Exercise aim:
Return each line of the entries that mentions the word "Pomoc".

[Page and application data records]
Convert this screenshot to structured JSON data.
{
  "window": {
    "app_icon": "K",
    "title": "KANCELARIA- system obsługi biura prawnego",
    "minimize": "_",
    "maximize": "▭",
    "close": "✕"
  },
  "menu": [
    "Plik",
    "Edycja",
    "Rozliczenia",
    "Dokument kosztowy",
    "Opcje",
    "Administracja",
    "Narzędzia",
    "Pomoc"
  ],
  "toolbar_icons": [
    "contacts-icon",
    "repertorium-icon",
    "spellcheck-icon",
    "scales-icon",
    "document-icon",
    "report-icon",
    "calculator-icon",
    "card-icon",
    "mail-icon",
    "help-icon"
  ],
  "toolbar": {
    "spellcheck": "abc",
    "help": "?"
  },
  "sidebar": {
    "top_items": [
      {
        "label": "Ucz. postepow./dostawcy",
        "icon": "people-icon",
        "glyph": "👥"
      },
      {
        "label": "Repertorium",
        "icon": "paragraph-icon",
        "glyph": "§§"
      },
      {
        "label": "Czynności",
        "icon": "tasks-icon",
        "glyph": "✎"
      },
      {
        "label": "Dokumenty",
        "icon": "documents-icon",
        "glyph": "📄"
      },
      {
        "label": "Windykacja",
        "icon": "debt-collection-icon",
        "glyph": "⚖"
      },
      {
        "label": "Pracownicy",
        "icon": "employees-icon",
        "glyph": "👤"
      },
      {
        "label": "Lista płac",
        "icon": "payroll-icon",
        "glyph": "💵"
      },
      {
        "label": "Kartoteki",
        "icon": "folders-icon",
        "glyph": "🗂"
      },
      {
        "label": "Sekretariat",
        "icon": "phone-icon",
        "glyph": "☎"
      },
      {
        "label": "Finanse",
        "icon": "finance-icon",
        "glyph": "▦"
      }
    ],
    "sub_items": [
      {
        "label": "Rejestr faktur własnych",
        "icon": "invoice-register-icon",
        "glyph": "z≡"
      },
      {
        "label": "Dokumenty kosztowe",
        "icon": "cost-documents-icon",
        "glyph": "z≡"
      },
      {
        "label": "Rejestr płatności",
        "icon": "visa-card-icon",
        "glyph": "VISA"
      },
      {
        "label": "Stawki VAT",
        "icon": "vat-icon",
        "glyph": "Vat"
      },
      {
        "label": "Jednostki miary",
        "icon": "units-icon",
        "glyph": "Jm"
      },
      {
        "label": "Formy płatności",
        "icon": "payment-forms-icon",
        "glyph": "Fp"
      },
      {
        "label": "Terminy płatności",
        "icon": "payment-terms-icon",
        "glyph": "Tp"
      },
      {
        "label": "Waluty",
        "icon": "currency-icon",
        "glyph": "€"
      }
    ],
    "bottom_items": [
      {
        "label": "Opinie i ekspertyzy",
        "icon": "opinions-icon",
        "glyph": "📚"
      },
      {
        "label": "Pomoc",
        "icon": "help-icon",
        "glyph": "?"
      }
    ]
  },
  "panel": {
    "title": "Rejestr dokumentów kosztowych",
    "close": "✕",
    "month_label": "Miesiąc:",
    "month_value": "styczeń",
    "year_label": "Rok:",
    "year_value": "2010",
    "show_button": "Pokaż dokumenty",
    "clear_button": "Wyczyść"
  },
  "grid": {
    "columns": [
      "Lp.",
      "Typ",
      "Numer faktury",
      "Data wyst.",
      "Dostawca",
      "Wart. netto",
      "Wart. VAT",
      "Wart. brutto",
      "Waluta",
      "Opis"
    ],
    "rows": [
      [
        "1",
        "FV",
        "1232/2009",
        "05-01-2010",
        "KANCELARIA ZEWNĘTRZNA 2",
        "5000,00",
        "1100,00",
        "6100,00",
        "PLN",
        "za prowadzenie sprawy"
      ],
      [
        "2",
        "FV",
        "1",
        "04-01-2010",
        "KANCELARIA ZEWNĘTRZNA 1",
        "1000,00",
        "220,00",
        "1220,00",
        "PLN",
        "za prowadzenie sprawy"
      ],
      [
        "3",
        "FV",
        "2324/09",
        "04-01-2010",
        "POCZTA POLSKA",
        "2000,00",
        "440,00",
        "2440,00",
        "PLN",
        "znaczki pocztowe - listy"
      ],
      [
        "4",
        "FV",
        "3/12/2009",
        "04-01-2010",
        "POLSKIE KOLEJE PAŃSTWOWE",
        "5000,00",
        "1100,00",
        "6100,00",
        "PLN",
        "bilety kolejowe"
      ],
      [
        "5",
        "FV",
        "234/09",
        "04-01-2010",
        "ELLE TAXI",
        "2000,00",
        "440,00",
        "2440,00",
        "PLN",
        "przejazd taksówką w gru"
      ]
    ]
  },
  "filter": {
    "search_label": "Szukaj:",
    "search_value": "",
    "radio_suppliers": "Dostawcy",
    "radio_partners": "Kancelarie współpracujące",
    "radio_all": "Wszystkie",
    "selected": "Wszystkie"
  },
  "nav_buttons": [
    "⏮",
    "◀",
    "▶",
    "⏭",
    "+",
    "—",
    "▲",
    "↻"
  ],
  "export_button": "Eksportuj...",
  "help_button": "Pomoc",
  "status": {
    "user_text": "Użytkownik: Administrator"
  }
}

Exercise output:
    "Pomoc"
        "label": "Pomoc",
  "help_button": "Pomoc",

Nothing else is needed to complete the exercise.